At my age, it’s rare to remember precisely what a photograph looked like when you saw it at 12 years old – it was, after all, 1968. An unofficial “spy” photo of a Honda CB 750. The massive engine with a small, Japanese test rider perched atop it. Was it like looking at a picture of the Suzuki Hayabusa, or the Kawasaki ZX-12 for the first time? No, nothing like that. Multiply that by ten times or, maybe better, 100 times. This was the impact on me as a young boy (young man?) as I saw that picture (and still see it in my mind today).
Fortunately, a friend of mine who lived on the “south side” of Montebello had a father who bought a new CB 750 a couple of years later and left the keys where we could find them. Moreover, Kent was crazy enough to put me on the back and ride off on the beast. Although familiar with motorcycles, neither of us was familiar with the sensations this marvel brought to us. Solid, massive, powerful and fast. Oh, and smooth in a way that motorcycles of its era were never smooth. So much power and so much grace.
That was then, and this is now (as they say). The 1969 Honda CB 750K is a quaint machine to those who view it out of context in the modern era of motorcycling. They will never understand how this bike affected people, from kids to seasoned motorcycle enthusiasts, when it was introduced to the world.
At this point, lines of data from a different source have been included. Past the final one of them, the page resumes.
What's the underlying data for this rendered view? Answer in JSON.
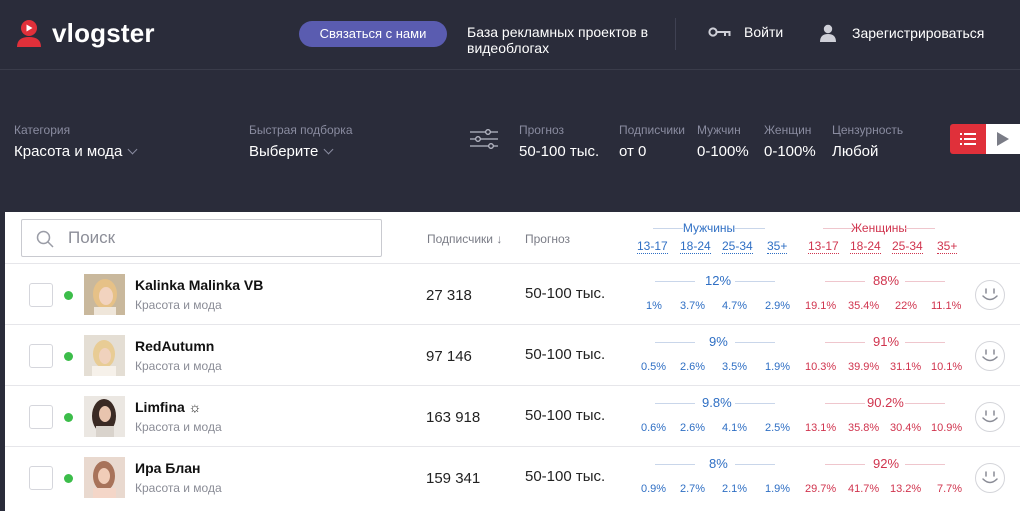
{
  "header": {
    "logo_text": "vlogster",
    "contact_button": "Связаться с нами",
    "tagline": "База рекламных проектов в видеоблогах",
    "login": "Войти",
    "register": "Зарегистрироваться"
  },
  "filters": {
    "category": {
      "label": "Категория",
      "value": "Красота и мода"
    },
    "quick": {
      "label": "Быстрая подборка",
      "value": "Выберите"
    },
    "forecast": {
      "label": "Прогноз",
      "value": "50-100 тыс."
    },
    "subscribers": {
      "label": "Подписчики",
      "value": "от 0"
    },
    "men": {
      "label": "Мужчин",
      "value": "0-100%"
    },
    "women": {
      "label": "Женщин",
      "value": "0-100%"
    },
    "censorship": {
      "label": "Цензурность",
      "value": "Любой"
    }
  },
  "table": {
    "search_placeholder": "Поиск",
    "col_subscribers": "Подписчики ↓",
    "col_forecast": "Прогноз",
    "group_men": "Мужчины",
    "group_women": "Женщины",
    "ages": [
      "13-17",
      "18-24",
      "25-34",
      "35+"
    ],
    "rows": [
      {
        "name": "Kalinka Malinka VB",
        "category": "Красота и мода",
        "subscribers": "27 318",
        "forecast": "50-100 тыс.",
        "men_total": "12%",
        "men": [
          "1%",
          "3.7%",
          "4.7%",
          "2.9%"
        ],
        "women_total": "88%",
        "women": [
          "19.1%",
          "35.4%",
          "22%",
          "11.1%"
        ]
      },
      {
        "name": "RedAutumn",
        "category": "Красота и мода",
        "subscribers": "97 146",
        "forecast": "50-100 тыс.",
        "men_total": "9%",
        "men": [
          "0.5%",
          "2.6%",
          "3.5%",
          "1.9%"
        ],
        "women_total": "91%",
        "women": [
          "10.3%",
          "39.9%",
          "31.1%",
          "10.1%"
        ]
      },
      {
        "name": "Limfina ☼",
        "category": "Красота и мода",
        "subscribers": "163 918",
        "forecast": "50-100 тыс.",
        "men_total": "9.8%",
        "men": [
          "0.6%",
          "2.6%",
          "4.1%",
          "2.5%"
        ],
        "women_total": "90.2%",
        "women": [
          "13.1%",
          "35.8%",
          "30.4%",
          "10.9%"
        ]
      },
      {
        "name": "Ира Блан",
        "category": "Красота и мода",
        "subscribers": "159 341",
        "forecast": "50-100 тыс.",
        "men_total": "8%",
        "men": [
          "0.9%",
          "2.7%",
          "2.1%",
          "1.9%"
        ],
        "women_total": "92%",
        "women": [
          "29.7%",
          "41.7%",
          "13.2%",
          "7.7%"
        ]
      }
    ]
  },
  "colors": {
    "accent_red": "#e0303a",
    "men_blue": "#2f6fc4",
    "women_red": "#d0344e",
    "online_green": "#3cbd4a"
  }
}
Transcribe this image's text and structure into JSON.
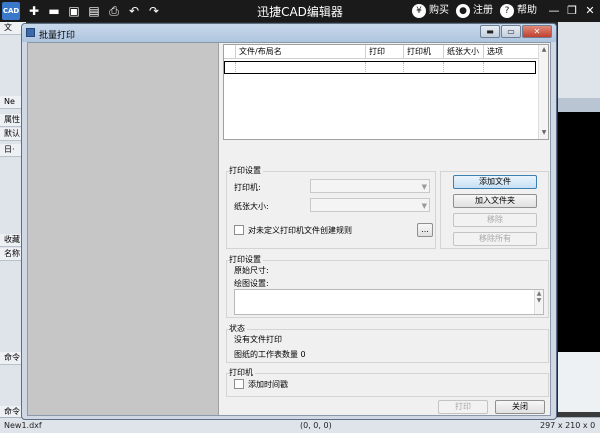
{
  "app": {
    "logo_text": "CAD",
    "title": "迅捷CAD编辑器",
    "actions": [
      {
        "icon": "yen-icon",
        "glyph": "¥",
        "label": "购买"
      },
      {
        "icon": "user-icon",
        "glyph": "●",
        "label": "注册"
      },
      {
        "icon": "help-icon",
        "glyph": "?",
        "label": "帮助"
      }
    ],
    "window_controls": {
      "minimize": "—",
      "restore": "❐",
      "close": "✕"
    },
    "toolbar_glyphs": {
      "new": "✚",
      "open": "▬",
      "save": "▣",
      "saveas": "▤",
      "print": "⎙",
      "undo": "↶",
      "redo": "↷"
    }
  },
  "background": {
    "left_fragments": [
      "文",
      "Ne",
      "属性",
      "默认",
      "日·",
      "收藏",
      "名称",
      "命令",
      "命令"
    ],
    "status_file": "New1.dxf",
    "status_coords": "(0, 0, 0)",
    "status_size": "297 x 210 x 0"
  },
  "dialog": {
    "title": "批量打印",
    "controls": {
      "minimize": "▬",
      "maximize": "▭",
      "close": "✕"
    },
    "table": {
      "columns": [
        "文件/布局名",
        "打印",
        "打印机",
        "纸张大小",
        "选项"
      ]
    },
    "print_settings": {
      "group_label": "打印设置",
      "printer_label": "打印机:",
      "paper_label": "纸张大小:",
      "custom_rule_label": "对未定义打印机文件创建规则",
      "browse_button": "...",
      "add_file": "添加文件",
      "add_folder": "加入文件夹",
      "remove": "移除",
      "remove_all": "移除所有"
    },
    "plot_settings": {
      "group_label": "打印设置",
      "original_size_label": "原始尺寸:",
      "plot_setting_label": "绘图设置:"
    },
    "status": {
      "group_label": "状态",
      "line1": "没有文件打印",
      "line2": "图纸的工作表数量 0"
    },
    "printer_group": {
      "group_label": "打印机",
      "add_timestamp": "添加时间戳"
    },
    "footer": {
      "print": "打印",
      "close": "关闭"
    }
  }
}
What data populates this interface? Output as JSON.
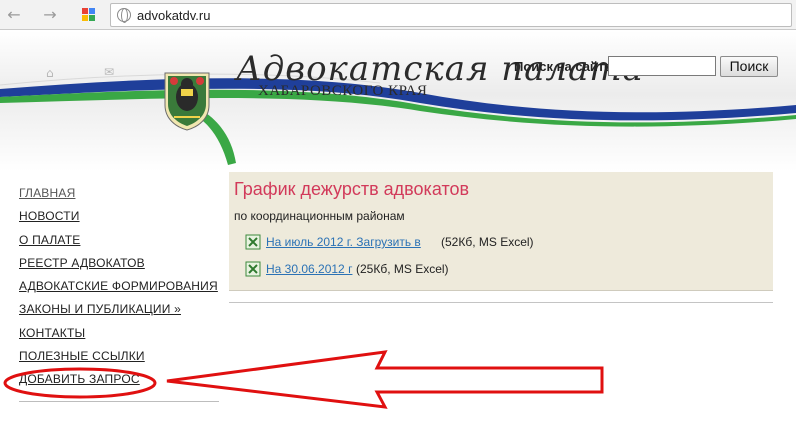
{
  "browser": {
    "url": "advokatdv.ru",
    "back_icon": "back-arrow-icon",
    "forward_icon": "forward-arrow-icon"
  },
  "header": {
    "logo_script": "Адвокатская палата",
    "logo_subtitle": "ХАБАРОВСКОГО КРАЯ",
    "search_label": "Поиск на сайте:",
    "search_value": "",
    "search_button": "Поиск",
    "colors": {
      "ribbon_blue": "#1f3f9a",
      "ribbon_green": "#3aa845"
    }
  },
  "sidebar": {
    "items": [
      {
        "label": "ГЛАВНАЯ"
      },
      {
        "label": "НОВОСТИ"
      },
      {
        "label": "О ПАЛАТЕ"
      },
      {
        "label": "РЕЕСТР АДВОКАТОВ"
      },
      {
        "label": "АДВОКАТСКИЕ ФОРМИРОВАНИЯ"
      },
      {
        "label": "ЗАКОНЫ И ПУБЛИКАЦИИ »"
      },
      {
        "label": "КОНТАКТЫ"
      },
      {
        "label": "ПОЛЕЗНЫЕ ССЫЛКИ"
      },
      {
        "label": "ДОБАВИТЬ ЗАПРОС"
      }
    ]
  },
  "main": {
    "title": "График дежурств адвокатов",
    "subtitle": "по координационным районам",
    "files": [
      {
        "link": "На июль 2012 г. Загрузить в",
        "meta": "(52Кб, MS Excel)"
      },
      {
        "link": "На 30.06.2012 г",
        "meta": "(25Кб, MS Excel)"
      }
    ],
    "colors": {
      "title": "#d23a5a",
      "box_bg": "#eeeadb",
      "link": "#2b72b5"
    }
  },
  "annotation": {
    "color": "#e01010"
  }
}
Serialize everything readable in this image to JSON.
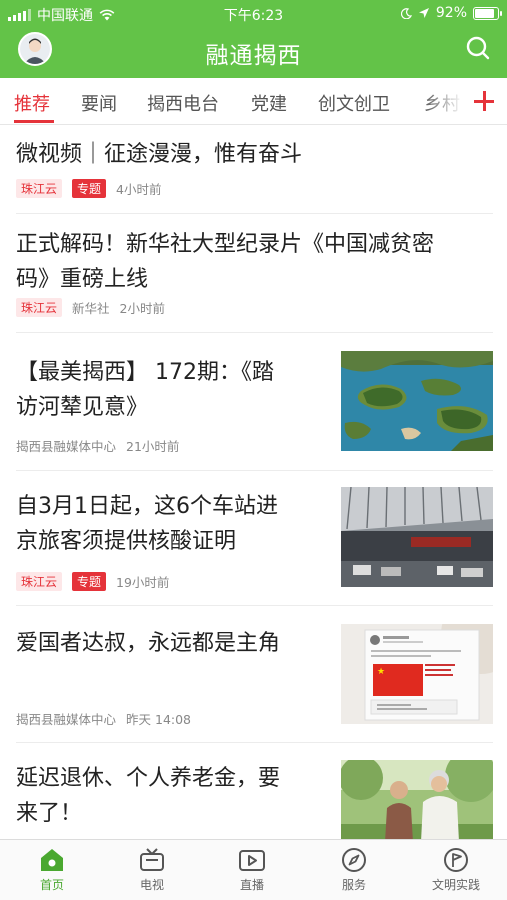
{
  "status_bar": {
    "carrier": "中国联通",
    "time": "下午6:23",
    "battery": "92%"
  },
  "header": {
    "title": "融通揭西"
  },
  "tabs": [
    "推荐",
    "要闻",
    "揭西电台",
    "党建",
    "创文创卫",
    "乡村"
  ],
  "feed": [
    {
      "title_lines": [
        "微视频｜征途漫漫，惟有奋斗"
      ],
      "source": "珠江云",
      "topic": "专题",
      "time": "4小时前"
    },
    {
      "title_lines": [
        "正式解码！新华社大型纪录片《中国减贫密",
        "码》重磅上线"
      ],
      "source": "珠江云",
      "publisher": "新华社",
      "time": "2小时前"
    },
    {
      "title_lines": [
        "【最美揭西】 172期：《踏",
        "访河辇见意》"
      ],
      "publisher": "揭西县融媒体中心",
      "time": "21小时前",
      "thumb": "lake-islands-aerial"
    },
    {
      "title_lines": [
        "自3月1日起，这6个车站进",
        "京旅客须提供核酸证明"
      ],
      "source": "珠江云",
      "topic": "专题",
      "time": "19小时前",
      "thumb": "train-station-plaza"
    },
    {
      "title_lines": [
        "爱国者达叔，永远都是主角"
      ],
      "publisher": "揭西县融媒体中心",
      "time": "昨天 14:08",
      "thumb": "social-post-china-flag"
    },
    {
      "title_lines": [
        "延迟退休、个人养老金，要",
        "来了！"
      ],
      "thumb": "elderly-couple-walking"
    }
  ],
  "bottom_nav": [
    {
      "label": "首页",
      "icon": "home-icon",
      "active": true
    },
    {
      "label": "电视",
      "icon": "tv-icon"
    },
    {
      "label": "直播",
      "icon": "live-video-icon"
    },
    {
      "label": "服务",
      "icon": "compass-icon"
    },
    {
      "label": "文明实践",
      "icon": "flag-badge-icon"
    }
  ],
  "colors": {
    "brand_green": "#63c348",
    "accent_red": "#e5333a",
    "nav_active": "#4aa830"
  }
}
This was a time when Honda was largely directed by the vision of its founder, and believed that things were possible when others didn’t.
There were other moments in my young life where I worshiped the two wheeled machines, including a few years later when my local Kawasaki dealer, Steve Hurd (who still works for Kawasaki to this day) showed me the new 750cc two-stroke triple, and I was awed by the successor to the 500cc two-stroke triple (a machine I had seen raced against the Honda 750 to a virtual dead heat on many occasions in front of my house). Having spent so many hours at his shop, he was kind enough to give me a ride on the machine and proceeded to wheelie the big 750 down the block with me seated behind (oh, of course, he told me to hold on tight – “lock your fingers”). He then demonstrated a “burn out” – although we called it “burning rubber” at the time.
Then, again, several years later, standing in the nearby Honda dealership, looking at the big, six cylinder CBX and dreaming about how fast it must be, and smooth. Kawasaki’s six-cylinder answer came soon, and I just knew motorcycling had reached its zenith.
The Bike of the Century isn’t really just one bike, although we will pick one below. The Bike of the Century is the bike that made each of you love motorcycles and ride them to fill a need that could never be completely filled.
Of course, the power and smoothness thing got improved considerably with time, as did everything else. The Kawasaki ZX-11 and, now, the Suzuki Hayabusa. Soon, the Kawasaki ZX-12. The bikes will always get faster and smoother, and maybe the adrenaline will flow harder, but while objectively better, subjectively the best bikes are those that impacted us when we were young (or, at least, young in the sport of motorcycling).
In the U.S., we may not have understood the style of Italian motorcycles until the Ducati 916 made us nod yes and understand. Moto Guzzi and its deep character, Laverda and its stonking three-cylinder Jota, and Bimota with its commitment to chassis perfection.
Harley-Davidson, Indian, and other historical American marques with their sometimes crude, but direct and effective engineering, endeared themselves to many of us.
The British parallel twins, such as Norton, Triumph and BSA, despite their not infrequent mechanical failures, won us over with their direct and simple approach to performance and handling — and style. They embodied the essence of a motorcycle; function as beauty.
I hope we made you think about the bikes in your personal history that were important to you. Now, since we have to pick a single bike as Bike of the Century, we choose the Honda CB 750 (also the highest vote-getter in our e-mail poll). This bike, at least arguably, made the largest single step forward in technology, performance, and design of any motorcycle in the history of motorcycling. Besides that, it took Kent and me to 100 miles per hour on Vail Avenue in Montebello on a cold, overcast morning in 1970.